## [Problem to solve]
Give only the number of lines in these records that contain the word "into".

---

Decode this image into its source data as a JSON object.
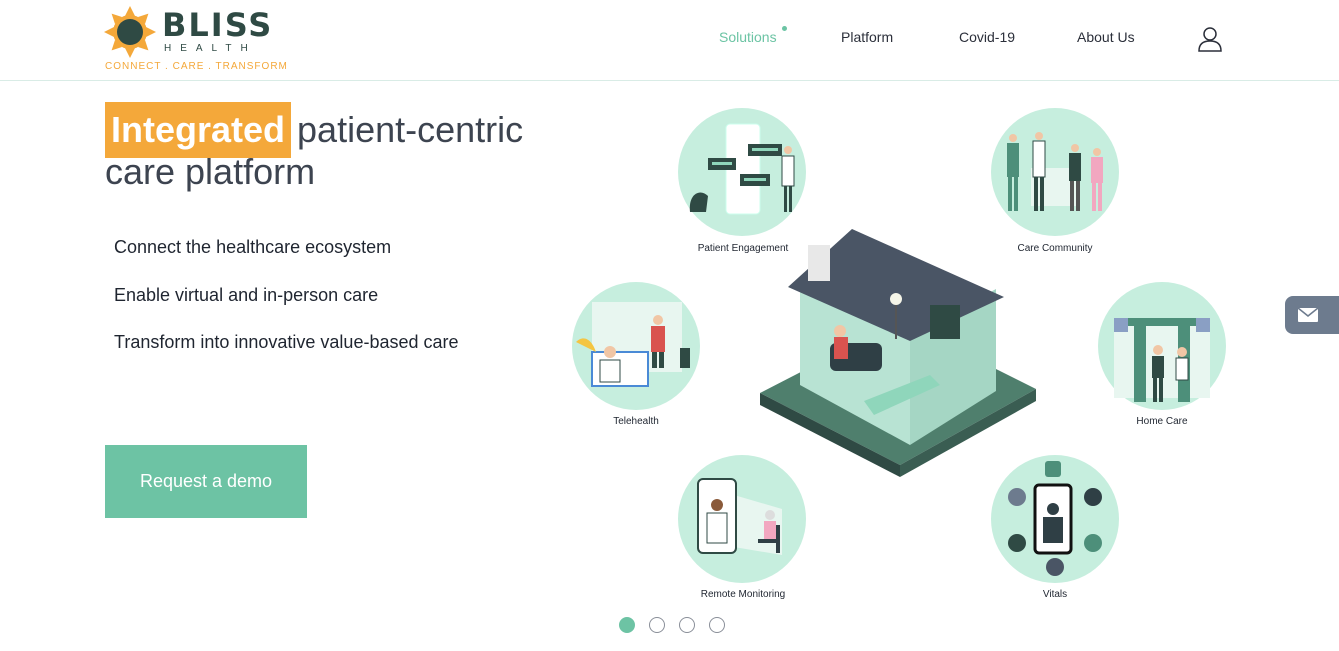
{
  "brand": {
    "name": "BLISS",
    "sub": "HEALTH",
    "tagline": "CONNECT . CARE . TRANSFORM",
    "colors": {
      "primary": "#6dc3a4",
      "accent": "#f4a83a",
      "dark": "#2f4a44"
    }
  },
  "nav": {
    "items": [
      {
        "label": "Solutions",
        "active": true
      },
      {
        "label": "Platform",
        "active": false
      },
      {
        "label": "Covid-19",
        "active": false
      },
      {
        "label": "About Us",
        "active": false
      }
    ],
    "user_icon": "user-icon"
  },
  "hero": {
    "highlight": "Integrated",
    "title_rest": "patient-centric",
    "title_line2": "care platform",
    "bullets": [
      "Connect the healthcare ecosystem",
      "Enable virtual and in-person care",
      "Transform into innovative value-based care"
    ],
    "cta": "Request a demo"
  },
  "illustration": {
    "labels": {
      "patient_engagement": "Patient Engagement",
      "care_community": "Care Community",
      "telehealth": "Telehealth",
      "home_care": "Home Care",
      "remote_monitoring": "Remote Monitoring",
      "vitals": "Vitals"
    }
  },
  "carousel": {
    "slides": 4,
    "active": 1
  },
  "side_tab": {
    "icon": "mail-icon"
  }
}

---

## [Solved exercise]
2